Background: Surgical attempts to treat obesity began because of the discouraging results of conservative medical treatment, which successfully achieved initial weight loss but failed to maintain it. Gastric restrictive procedures, currently the most popular surgical methods for obesity therapy, have proved to be effective in initiating weight loss, but some concerns regarding their long-term efficacy in weight maintenance have arisen.
Methods: Of a total of 1968 obese patients who underwent biliopancreatic diversion since 1976, the last consecutive 1217 underwent the "ad hoc stomach" type of diversion with a 200 cm alimentary limb, a 50 cm common limb, and a gastric volume varying between 200 and 500 ml. Mean age was 37 years old (11 to 69 years), and mean excess weight was 117%. Maximum follow-up was 115 months with nearly 100% participation.
Results: In the last half of the series, operative mortality was 0.4% with no general complications and with early surgical complications of wound dehiscence and infection (total, 1.2%) and late complications of incisional hernia (8.7%) and intestinal obstruction (1.2%). Mean percent loss initial excess weight (IEW) at 2, 4, 6, and 8 years was 78 +/- 16, 75 +/- 16, 78 +/- 18, and 77 +/- 16 in the patients with IEW up to 120% and 74 +/- 12, 73 +/- 13, 73 +/- 12, and 72 +/- 10 in those with IEW more than 120%. A group of 40 patients who underwent the original "half-half" biliopancreatic diversion maintained a mean 70% reduction of IEW during a 15-year follow-up period. Specific late complications included anemia (less than 5%), stomal ulcer (2.8%), protein malnutrition (7% with 1.7% requiring surgical revision by common limb elongation or by restoration). Clinical problems from bone demineralization were minimal in the short term and almost absent in the long term.

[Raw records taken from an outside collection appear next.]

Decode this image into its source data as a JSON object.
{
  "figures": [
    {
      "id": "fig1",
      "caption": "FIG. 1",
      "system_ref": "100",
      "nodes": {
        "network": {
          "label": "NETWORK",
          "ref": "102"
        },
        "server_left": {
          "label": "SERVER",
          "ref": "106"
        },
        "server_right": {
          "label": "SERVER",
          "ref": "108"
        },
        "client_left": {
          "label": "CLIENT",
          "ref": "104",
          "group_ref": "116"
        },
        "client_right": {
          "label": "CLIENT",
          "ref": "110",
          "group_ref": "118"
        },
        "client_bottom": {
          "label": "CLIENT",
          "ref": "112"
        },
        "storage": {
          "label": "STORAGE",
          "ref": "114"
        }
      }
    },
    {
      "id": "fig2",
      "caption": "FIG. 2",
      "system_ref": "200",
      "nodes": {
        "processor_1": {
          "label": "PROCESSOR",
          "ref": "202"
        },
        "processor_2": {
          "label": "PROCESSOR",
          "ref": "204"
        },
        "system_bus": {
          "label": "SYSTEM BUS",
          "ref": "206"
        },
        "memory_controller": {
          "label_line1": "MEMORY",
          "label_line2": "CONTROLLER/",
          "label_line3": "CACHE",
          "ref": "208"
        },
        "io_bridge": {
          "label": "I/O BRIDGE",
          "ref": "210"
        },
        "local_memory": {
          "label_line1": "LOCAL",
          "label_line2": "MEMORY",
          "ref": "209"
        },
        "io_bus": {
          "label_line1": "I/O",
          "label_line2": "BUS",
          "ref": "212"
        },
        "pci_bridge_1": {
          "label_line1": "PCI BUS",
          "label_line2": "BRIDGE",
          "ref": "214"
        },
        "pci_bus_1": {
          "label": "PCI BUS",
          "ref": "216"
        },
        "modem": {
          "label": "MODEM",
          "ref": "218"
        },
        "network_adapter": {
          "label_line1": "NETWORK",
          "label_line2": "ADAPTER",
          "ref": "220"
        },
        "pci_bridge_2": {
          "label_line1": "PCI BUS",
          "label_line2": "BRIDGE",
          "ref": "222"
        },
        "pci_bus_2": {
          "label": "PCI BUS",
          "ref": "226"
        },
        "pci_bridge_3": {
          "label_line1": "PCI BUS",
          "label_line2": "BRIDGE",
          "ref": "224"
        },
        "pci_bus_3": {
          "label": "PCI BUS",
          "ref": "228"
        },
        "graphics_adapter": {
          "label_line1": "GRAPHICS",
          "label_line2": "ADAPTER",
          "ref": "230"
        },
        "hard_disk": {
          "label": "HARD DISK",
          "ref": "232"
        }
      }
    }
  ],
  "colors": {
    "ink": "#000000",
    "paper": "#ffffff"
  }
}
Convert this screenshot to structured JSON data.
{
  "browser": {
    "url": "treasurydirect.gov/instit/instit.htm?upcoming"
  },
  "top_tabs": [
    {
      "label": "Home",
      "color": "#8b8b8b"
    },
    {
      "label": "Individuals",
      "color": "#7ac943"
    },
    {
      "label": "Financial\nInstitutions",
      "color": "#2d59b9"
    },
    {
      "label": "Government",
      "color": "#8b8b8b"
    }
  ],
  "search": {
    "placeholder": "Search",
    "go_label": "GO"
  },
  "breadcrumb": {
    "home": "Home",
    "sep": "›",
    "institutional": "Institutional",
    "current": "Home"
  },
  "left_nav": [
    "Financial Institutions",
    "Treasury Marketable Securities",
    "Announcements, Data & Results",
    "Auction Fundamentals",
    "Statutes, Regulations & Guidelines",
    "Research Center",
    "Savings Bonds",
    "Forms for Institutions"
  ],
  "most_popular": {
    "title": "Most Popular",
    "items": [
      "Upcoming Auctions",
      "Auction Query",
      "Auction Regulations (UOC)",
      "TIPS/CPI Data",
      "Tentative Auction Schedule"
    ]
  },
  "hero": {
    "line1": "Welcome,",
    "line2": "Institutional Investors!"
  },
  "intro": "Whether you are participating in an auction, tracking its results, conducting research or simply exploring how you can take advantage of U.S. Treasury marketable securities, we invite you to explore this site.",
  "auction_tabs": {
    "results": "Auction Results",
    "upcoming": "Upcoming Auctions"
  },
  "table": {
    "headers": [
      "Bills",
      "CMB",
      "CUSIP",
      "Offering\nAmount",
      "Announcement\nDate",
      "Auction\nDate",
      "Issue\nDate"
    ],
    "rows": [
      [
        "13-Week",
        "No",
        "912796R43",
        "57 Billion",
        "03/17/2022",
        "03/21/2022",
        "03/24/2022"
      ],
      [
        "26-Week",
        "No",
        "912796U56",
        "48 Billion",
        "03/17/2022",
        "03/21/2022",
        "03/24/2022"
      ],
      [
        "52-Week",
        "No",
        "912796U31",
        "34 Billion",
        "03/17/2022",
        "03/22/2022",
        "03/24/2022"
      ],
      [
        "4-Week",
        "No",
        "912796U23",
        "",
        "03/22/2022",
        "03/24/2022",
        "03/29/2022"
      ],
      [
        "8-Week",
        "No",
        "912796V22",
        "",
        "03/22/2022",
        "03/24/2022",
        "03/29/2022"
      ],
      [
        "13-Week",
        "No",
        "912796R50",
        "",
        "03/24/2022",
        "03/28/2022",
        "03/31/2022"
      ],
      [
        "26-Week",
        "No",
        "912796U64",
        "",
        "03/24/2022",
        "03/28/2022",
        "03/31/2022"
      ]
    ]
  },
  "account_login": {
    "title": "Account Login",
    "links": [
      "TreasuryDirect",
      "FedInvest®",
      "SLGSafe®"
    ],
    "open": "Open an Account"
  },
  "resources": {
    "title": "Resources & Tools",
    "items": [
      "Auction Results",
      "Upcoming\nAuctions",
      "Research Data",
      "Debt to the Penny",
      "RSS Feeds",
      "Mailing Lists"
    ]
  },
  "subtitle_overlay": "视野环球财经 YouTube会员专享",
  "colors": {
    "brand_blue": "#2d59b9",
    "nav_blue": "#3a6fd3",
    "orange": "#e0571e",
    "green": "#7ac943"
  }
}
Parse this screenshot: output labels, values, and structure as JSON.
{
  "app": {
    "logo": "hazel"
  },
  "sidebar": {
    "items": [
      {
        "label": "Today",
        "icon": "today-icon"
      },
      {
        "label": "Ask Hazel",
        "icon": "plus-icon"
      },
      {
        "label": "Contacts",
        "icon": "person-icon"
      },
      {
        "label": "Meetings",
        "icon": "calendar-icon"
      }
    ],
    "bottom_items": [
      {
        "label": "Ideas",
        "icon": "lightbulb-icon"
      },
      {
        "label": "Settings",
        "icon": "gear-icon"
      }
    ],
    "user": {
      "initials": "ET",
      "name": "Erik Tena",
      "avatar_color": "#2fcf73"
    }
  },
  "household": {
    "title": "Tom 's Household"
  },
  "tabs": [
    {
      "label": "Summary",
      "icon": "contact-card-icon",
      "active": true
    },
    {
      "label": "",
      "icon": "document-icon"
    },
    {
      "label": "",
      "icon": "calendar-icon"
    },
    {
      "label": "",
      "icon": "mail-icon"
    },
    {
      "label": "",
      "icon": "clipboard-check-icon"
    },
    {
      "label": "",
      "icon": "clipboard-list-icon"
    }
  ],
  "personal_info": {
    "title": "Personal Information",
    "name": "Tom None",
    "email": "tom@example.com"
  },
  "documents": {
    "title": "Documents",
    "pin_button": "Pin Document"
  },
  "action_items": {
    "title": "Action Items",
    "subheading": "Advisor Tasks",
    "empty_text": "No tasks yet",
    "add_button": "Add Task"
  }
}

Conclusions: Biliopancreatic diversion is a very effective procedure but is potentially dangerous if used incorrectly.